What to work on: Filter the entries down to the lines containing "number", and copy those lines.

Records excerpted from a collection
__________________________________________________

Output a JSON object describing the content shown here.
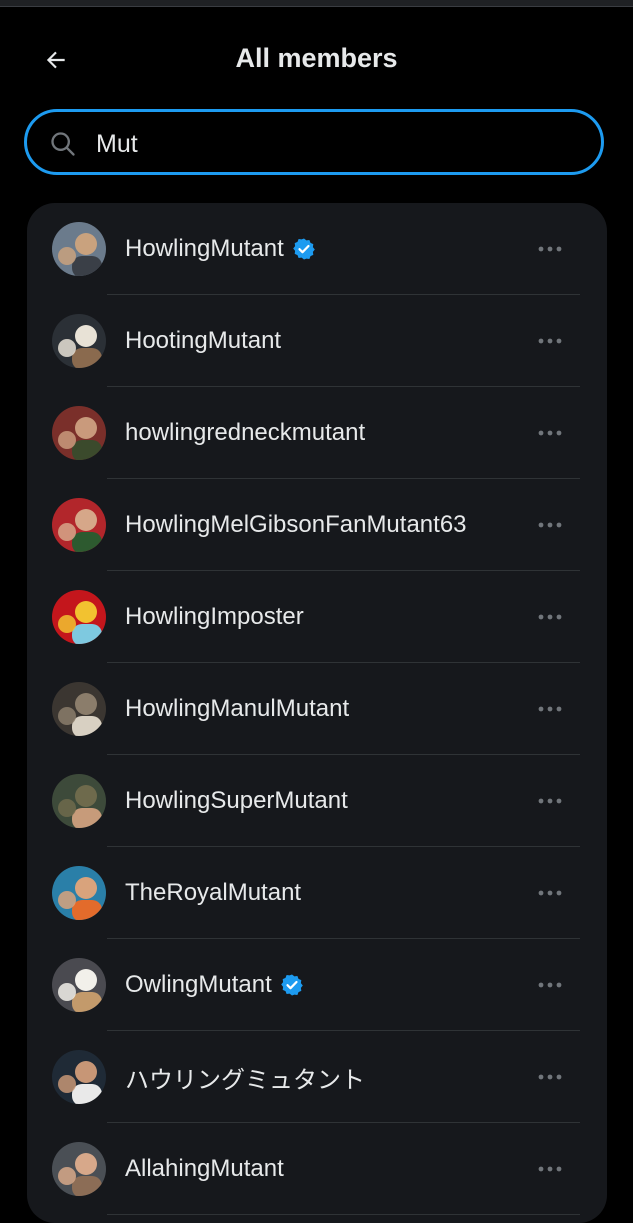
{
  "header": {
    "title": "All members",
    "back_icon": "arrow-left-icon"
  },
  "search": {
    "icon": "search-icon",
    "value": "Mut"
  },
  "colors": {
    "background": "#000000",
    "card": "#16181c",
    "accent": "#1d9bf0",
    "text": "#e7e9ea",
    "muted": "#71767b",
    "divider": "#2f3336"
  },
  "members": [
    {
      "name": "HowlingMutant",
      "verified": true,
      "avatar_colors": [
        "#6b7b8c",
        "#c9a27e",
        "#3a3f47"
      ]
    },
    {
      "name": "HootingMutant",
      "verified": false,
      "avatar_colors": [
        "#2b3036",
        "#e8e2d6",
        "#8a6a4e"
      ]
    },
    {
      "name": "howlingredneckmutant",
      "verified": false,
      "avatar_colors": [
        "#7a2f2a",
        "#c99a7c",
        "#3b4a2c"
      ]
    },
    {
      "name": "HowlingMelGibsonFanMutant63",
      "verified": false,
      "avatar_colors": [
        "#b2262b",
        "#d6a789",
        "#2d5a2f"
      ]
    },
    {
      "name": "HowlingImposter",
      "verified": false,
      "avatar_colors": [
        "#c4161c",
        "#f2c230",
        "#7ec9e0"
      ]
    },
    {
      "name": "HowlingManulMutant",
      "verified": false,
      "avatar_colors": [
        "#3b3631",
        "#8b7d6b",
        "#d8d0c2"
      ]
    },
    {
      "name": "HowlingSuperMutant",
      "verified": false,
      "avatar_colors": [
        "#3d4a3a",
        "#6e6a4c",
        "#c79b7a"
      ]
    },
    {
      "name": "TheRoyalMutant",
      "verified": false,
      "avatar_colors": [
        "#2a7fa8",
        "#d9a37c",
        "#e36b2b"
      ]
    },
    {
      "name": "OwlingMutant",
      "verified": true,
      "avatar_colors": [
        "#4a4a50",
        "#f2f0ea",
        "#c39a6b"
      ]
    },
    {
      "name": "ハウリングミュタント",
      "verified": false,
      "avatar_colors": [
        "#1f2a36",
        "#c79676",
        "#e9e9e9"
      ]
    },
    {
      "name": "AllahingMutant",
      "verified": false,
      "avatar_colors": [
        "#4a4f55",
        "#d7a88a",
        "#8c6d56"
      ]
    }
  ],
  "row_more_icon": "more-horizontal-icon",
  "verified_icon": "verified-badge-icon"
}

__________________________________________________

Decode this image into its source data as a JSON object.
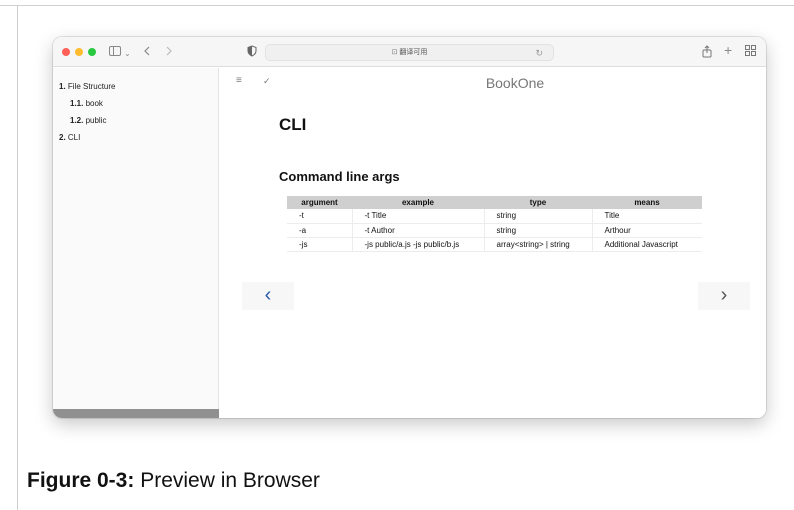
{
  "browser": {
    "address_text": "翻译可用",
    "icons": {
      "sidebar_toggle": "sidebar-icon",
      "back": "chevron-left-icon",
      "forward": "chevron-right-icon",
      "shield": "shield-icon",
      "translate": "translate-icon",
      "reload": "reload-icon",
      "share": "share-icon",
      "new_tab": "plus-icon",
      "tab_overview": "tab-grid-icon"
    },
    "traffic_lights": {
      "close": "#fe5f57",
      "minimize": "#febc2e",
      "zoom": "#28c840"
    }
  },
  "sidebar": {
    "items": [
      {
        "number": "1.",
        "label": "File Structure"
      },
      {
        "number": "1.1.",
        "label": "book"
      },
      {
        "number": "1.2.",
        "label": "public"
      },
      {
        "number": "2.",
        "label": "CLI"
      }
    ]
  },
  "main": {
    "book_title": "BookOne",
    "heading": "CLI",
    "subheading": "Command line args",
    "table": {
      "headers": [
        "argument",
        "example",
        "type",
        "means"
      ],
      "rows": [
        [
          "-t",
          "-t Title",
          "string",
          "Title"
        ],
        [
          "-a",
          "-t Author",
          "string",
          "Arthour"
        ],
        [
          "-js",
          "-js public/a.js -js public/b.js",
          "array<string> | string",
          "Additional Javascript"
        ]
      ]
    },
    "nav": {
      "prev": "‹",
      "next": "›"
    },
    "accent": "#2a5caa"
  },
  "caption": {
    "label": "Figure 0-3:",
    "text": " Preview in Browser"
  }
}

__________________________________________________

Task answer:
        "number": "1.",
        "number": "1.1.",
        "number": "1.2.",
        "number": "2.",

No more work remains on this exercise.